This story first appeared in the September 10, 2008 issue of WWD. Subscribe Today.
A self-taught designer and professionally trained psychoanalyst, Nikasha Tawadey made her debut in India in 2003 with her label, Nikasha. Now selling internationally on the racks at Selfridges in London and Macy’s in San Francisco, her aesthetic has been labeled as bohemian, vibrant and glam with a concentration on signature colorful prints and trendy silhouettes.
A native of Mumbai, Gayatri Khanna worked as a buyer at Saks Fifth Avenue in New York before starting Milaaya Embroideries in May 2000, where she worked on trims for houses such as Christian Dior, Escada and Balenciaga. Khanna still operates the embroidery firm out of offices in New York, Paris and Mumbai, and has added her own line of women’s and men’s loungewear and eveningwear. She also has a signature store, Gayatri, located in Mumbai.
Born in Rajasthan, Anuj Sharma has developed his craft working mainly with performance women’s wear in simple shapes and easy-to-understand designs. In addition to showing at the Fashion Coterie, Sharma has shown his collection in Japan and also at the Lakme Fashion Week in Mumbai. His line for Coterie will feature men’s shirting fabrics. “The shirts are not cut, but used entirely, draped in a way that it involves almost no stitching,” he said. “The garment beckons both the wearer and the onlooker to converse with it and discover the elements of a forgotten shirt.”
With loads of design experience behind him, Raakesh Agarvwal is now on his sixth collection. His women’s line already sells worldwide in specialty stores across India, the U.K. and the U.S., and he has plans in the works to launch an accessories line next year. Agarvwal is known for his mix of traditional Indianmade apparel with oldschool couture elements seen throughout his highly detailed pieces.

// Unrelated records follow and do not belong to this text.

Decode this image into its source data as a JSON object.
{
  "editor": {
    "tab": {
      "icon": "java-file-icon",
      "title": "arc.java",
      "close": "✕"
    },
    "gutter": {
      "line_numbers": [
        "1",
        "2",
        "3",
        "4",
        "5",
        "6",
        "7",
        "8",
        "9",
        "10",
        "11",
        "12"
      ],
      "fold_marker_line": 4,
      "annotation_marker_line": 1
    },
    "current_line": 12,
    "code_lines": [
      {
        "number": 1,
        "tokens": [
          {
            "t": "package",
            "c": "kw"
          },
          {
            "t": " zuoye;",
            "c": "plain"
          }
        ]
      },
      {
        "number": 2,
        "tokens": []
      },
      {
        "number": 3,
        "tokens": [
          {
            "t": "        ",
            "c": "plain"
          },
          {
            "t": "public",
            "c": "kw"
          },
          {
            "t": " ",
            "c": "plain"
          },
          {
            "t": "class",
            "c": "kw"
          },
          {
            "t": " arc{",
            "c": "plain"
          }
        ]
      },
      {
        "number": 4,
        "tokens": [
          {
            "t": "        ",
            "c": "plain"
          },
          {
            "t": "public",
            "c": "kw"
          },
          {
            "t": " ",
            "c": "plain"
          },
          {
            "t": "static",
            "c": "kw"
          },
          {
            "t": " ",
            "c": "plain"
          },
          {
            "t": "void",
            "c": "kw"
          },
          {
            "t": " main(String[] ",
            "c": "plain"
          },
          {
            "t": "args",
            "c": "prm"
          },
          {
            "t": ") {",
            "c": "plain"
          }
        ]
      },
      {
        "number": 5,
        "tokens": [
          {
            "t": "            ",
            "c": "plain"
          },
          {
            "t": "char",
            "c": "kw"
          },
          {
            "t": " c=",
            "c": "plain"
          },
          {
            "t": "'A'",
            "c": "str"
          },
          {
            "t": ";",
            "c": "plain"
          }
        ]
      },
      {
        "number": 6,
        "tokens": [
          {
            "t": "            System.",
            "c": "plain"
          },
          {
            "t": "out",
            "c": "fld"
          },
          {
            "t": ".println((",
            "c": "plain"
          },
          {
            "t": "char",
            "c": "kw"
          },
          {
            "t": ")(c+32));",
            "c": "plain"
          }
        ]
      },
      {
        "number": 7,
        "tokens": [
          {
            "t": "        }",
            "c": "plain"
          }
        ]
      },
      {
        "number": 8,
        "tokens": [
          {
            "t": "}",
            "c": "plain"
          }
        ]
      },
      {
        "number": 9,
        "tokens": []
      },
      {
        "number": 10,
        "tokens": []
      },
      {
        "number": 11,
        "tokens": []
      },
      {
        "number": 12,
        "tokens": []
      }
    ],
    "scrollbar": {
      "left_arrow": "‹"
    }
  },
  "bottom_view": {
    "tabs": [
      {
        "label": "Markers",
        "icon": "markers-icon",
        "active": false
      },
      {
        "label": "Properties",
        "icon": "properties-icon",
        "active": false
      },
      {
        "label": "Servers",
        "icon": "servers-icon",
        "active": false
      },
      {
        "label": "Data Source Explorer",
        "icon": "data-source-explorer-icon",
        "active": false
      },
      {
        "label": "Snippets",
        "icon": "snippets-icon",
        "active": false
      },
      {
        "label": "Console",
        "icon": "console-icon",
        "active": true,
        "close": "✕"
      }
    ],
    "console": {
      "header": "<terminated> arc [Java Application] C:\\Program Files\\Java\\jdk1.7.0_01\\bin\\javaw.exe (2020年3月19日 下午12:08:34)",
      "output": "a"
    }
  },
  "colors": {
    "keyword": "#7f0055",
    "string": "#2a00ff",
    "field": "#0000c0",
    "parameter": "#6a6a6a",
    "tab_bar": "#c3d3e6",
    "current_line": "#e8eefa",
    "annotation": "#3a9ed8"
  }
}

Anand Kabra has combined his education in fashion with his Indian heritage to create a signature collection. Influenced by domestic textiles, his collection for Coterie is defined by organic Indian textiles and traditional craft. The unifying theme of the collection is revival, which he evokes through ecofriendly practices and printing techniques such as drawing with a specialized pen using vegetable dyes.
Narendra Kumar brings his experiences as fashion editor at Elle in India and professor at the National Institute of Fashion Technology in Mumbai to his own line of women’s and men’s apparel. Based on modern cuts and handcrafted, woven fabrics, Kumar already sells his collections in his three stores in India as well as in specialty stores in the U.S., Canada, Dubai and Hong Kong.
Based in Mumbai, Nachiket Barve has worked with Michael Kors at Celine in Paris as well as with India-based designers Abu Jani and Sandeep Khosla. He launched his own label at Lakme Fashion Week in March 2007 and has become known for his innovative use of Indian textiles and techniques in a contemporary way. Barve’s garments are understated and comfortable yet luxurious. The label retails at highend designer boutiques in India such as Bombay Electric, Aza, Moon River, Amethyst and Evoluzione.